Hitler: 1889-1936 Hubris

Hitler: 1889-1936 Hubris

by Ian Kershaw

New York: W. W. Norton & Company, 1999

ISBN 0-393-32035-9

Review Copyright © 2001 Garret Wilson

30 June 2001 10:06 a.m.


Ian Kershaw's Hitler: 1889-1936 Hubris by all accounts is set to become the standard work on Hitler for the 21st century. That's certainly possible, but how would I know? The facts and figures he cites certainly seem extraordinarily complete, but I certainly don't have the background to question his opinions on which sources should and should not be trusted, which have or have not been discredited, and which have pieces missing. This volume chronicles Hitler's birth to his rise to power. I haven't even read the sequel, yet.

This volume at least is astonishing in that it makes so evident how easy it is for one to "know" about Hitler and his extermination of the Jews during World War II, while knowing nothing about German politics, previous wars, Hitler's rise to power — in essence knowing nothing substantial about Hitler at all in anything but name.

This is not to say that Kershaw claims in any way to reveal the "real" Hitler, the true, undiscovered individual that eluded even those close to him. Rather Kershaw documents a series of events, as accurately as possible, providing just as much emphasis on Hitler's environment as on Hitler himself. What comes out of this is a whole new story — no new core revelations or dramatic historical alterations, perhaps, but a brilliant display of how one person could discover in himself a gift of rhetoric in a particular political climate. In Hitler's messianic view, he and the German people found each other.

This mythos emanated no less from the people's reception than from the constant underhanded political manipulation by Hitler, and it is again astonishing how one man could in whatever environment control such a manipulation, while in many cases having so little control on grassroots circumstances.
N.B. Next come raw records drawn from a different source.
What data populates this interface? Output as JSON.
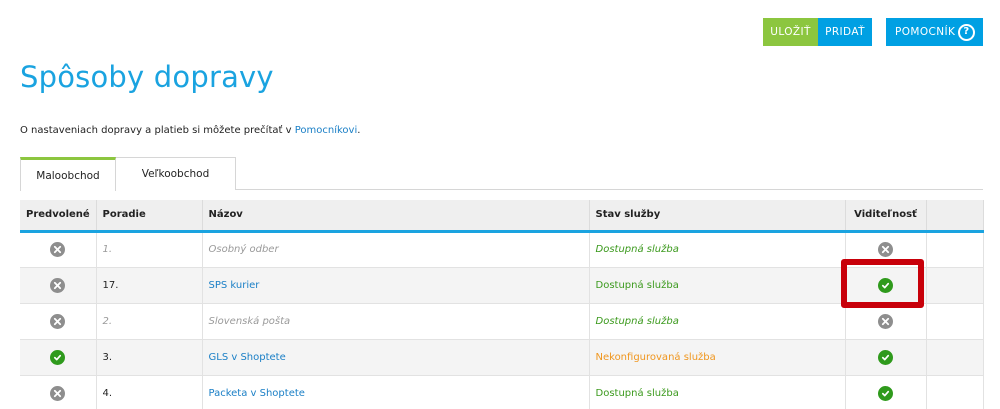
{
  "toolbar": {
    "save_label": "ULOŽIŤ",
    "add_label": "PRIDAŤ",
    "help_label": "POMOCNÍK",
    "help_icon": "?"
  },
  "page": {
    "title": "Spôsoby dopravy",
    "intro_text": "O nastaveniach dopravy a platieb si môžete prečítať v ",
    "intro_link": "Pomocníkovi",
    "intro_end": "."
  },
  "tabs": [
    {
      "label": "Maloobchod",
      "active": true
    },
    {
      "label": "Veľkoobchod",
      "active": false
    }
  ],
  "table": {
    "headers": {
      "default": "Predvolené",
      "order": "Poradie",
      "name": "Názov",
      "state": "Stav služby",
      "visibility": "Viditeľnosť"
    },
    "rows": [
      {
        "default": "x-icon",
        "order": "1.",
        "name": "Osobný odber",
        "state": "Dostupná služba",
        "visibility": "x-icon"
      },
      {
        "default": "x-icon",
        "order": "17.",
        "name": "SPS kurier",
        "state": "Dostupná služba",
        "visibility": "check-icon"
      },
      {
        "default": "x-icon",
        "order": "2.",
        "name": "Slovenská pošta",
        "state": "Dostupná služba",
        "visibility": "x-icon"
      },
      {
        "default": "check-icon",
        "order": "3.",
        "name": "GLS v Shoptete",
        "state": "Nekonfigurovaná služba",
        "visibility": "check-icon"
      },
      {
        "default": "x-icon",
        "order": "4.",
        "name": "Packeta v Shoptete",
        "state": "Dostupná služba",
        "visibility": "check-icon"
      }
    ]
  },
  "colors": {
    "accent_blue": "#1aa3e0",
    "save_green": "#8cc63f",
    "ok_green": "#3c9a1e",
    "warn_orange": "#f0961e",
    "highlight_red": "#c8000a"
  }
}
Too much commentary here would certainly do injustice to this first volume of such a thorough work. The seemingly never-ending yet never boring work succeeds best at its constant pace of filling in the structure of that history. Here are a few salient items that I found particularly interesting.